Alfred and Uhtred have an uncomfortable alliance. Alfred is a man of peace and a devout Christian, while Uhtred is a vicious warlord raised by Danish Vikings and loyal to the pagan gods. Regardless of their religious and philosophical differences though, Alfred knows that he needs Uhtred to defend Wessex from the Viking invaders that have taken up residence in the neighboring kingdoms of Mercia and East Anglia.
By 877, the sons of Lothbrok are all gone and the Great Heathen Army is led by a Danish Earl named Guthrum. Bored by the fragile peace that Alfred has brokered with Guthrum's Danish horde, Uhtred steals one of the king's ships and goes raiding in the British kingdom of Cornwall. During his raid, Uhtred makes common cause with a Danish Viking named Svein. Together, they double-cross a minor Christian King of the Britons and steal his treasures, greatest among them the beautiful shadow queen Iseult.

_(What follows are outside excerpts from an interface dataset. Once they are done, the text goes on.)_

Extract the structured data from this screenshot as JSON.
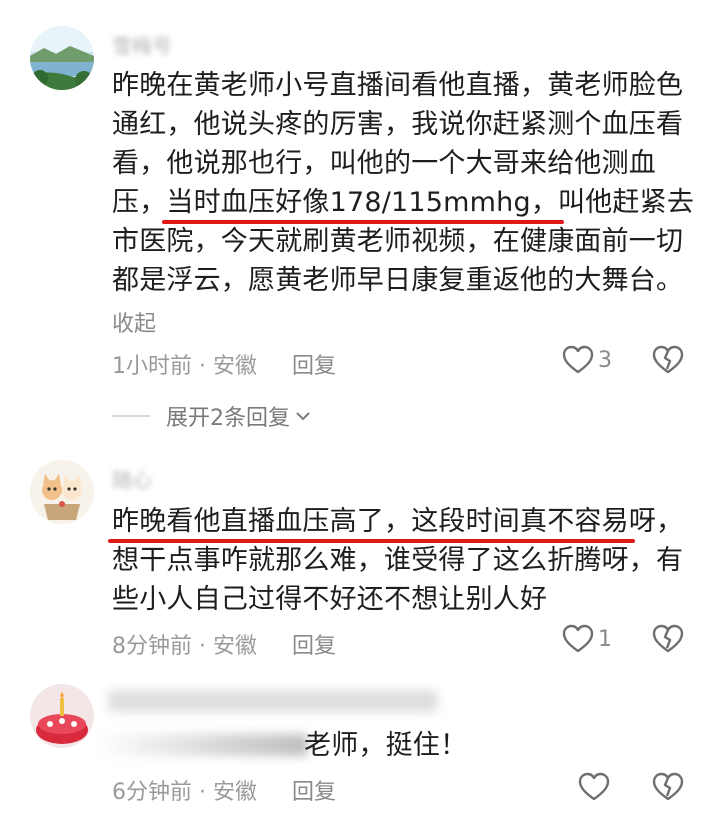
{
  "comments": [
    {
      "name": "雪梅号",
      "text_lines": [
        "昨晚在黄老师小号直播间看他直播，黄老师脸色",
        "通红，他说头疼的厉害，我说你赶紧测个血压看",
        "看，他说那也行，叫他的一个大哥来给他测血"
      ],
      "line4_pre": "压，",
      "line4_highlight": "当时血压好像178/115mmhg，",
      "line4_post": "叫他赶紧去",
      "text_tail": [
        "市医院，今天就刷黄老师视频，在健康面前一切",
        "都是浮云，愿黄老师早日康复重返他的大舞台。"
      ],
      "collapse": "收起",
      "time": "1小时前",
      "location": "安徽",
      "reply": "回复",
      "likes": "3",
      "expand": "展开2条回复"
    },
    {
      "name": "随心",
      "line1_highlight": "昨晚看他直播血压高了，这段时间真不容易",
      "line1_post": "呀，",
      "text_tail": [
        "想干点事咋就那么难，谁受得了这么折腾呀，有",
        "些小人自己过得不好还不想让别人好"
      ],
      "time": "8分钟前",
      "location": "安徽",
      "reply": "回复",
      "likes": "1"
    },
    {
      "text": "老师，挺住！",
      "time": "6分钟前",
      "location": "安徽",
      "reply": "回复"
    }
  ],
  "separator": "·",
  "colors": {
    "highlight_underline": "#e01818",
    "meta": "#9a9a9a"
  },
  "icons": [
    "heart-icon",
    "broken-heart-icon",
    "chevron-down-icon"
  ]
}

Uhtred takes Iseult back to his lands in Wessex where they become lovers. Alfred quickly gets wind of Uhtred's unauthorized raid from an escaped British Priest named Asser. The king summons Uhtred to Wintanceaster (Winchester Castle) to answer for his crimes against fellow Christians. Uhtred refuses to humble himself before Alfred and he is sentenced to a trial by combat against Alfred's champion, the mighty Steapa.
Steapa and Uhtred's fight is interrupted by an invading band of Vikings. After Uhtred escapes the slaughter, he learns that the surprise attack was engineered by Guthrum and that the fragile peace between Wessex and the Danes in East Anglia has been broken. Guthrum's army overruns Wessex, capturing Wintanceaster and the surrounding lands. Alfred barely escapes with his life and is forced into hiding in the swamps outside Defnascir.
Uhtred protects Alfred during his darkest hour and eventually crafts a plan whereby the remaining Saxon loyalists are able to defeat Svein in the swamps and recapture Wintanceaster from Guthrum's Danes. The climactic scene is the historic Battle of Ethandun, a massive campaign that sees Saxon rule restored in Wessex. Despite Uhtred's victory, his lover Iseult is killed in the tumult.
Best part of story, including ending:
The Pale Horseman is action packed and depicts a fictionalized account of the events leading up to the Battle of Ethandun. If not for Alfred's success at Ethandun, the English people would be speaking Danish today.
Best scene in story:
Iseult users her shadow queen magic to heal Alfred's son Edward of a fever during their exile in the swamp.
Opinion about the main character:
Uhtred is portrayed in the best light in the Pale Horseman. He has no love for Alfred the man, but he has given him his solemn oath and so he serves even when all seems lost.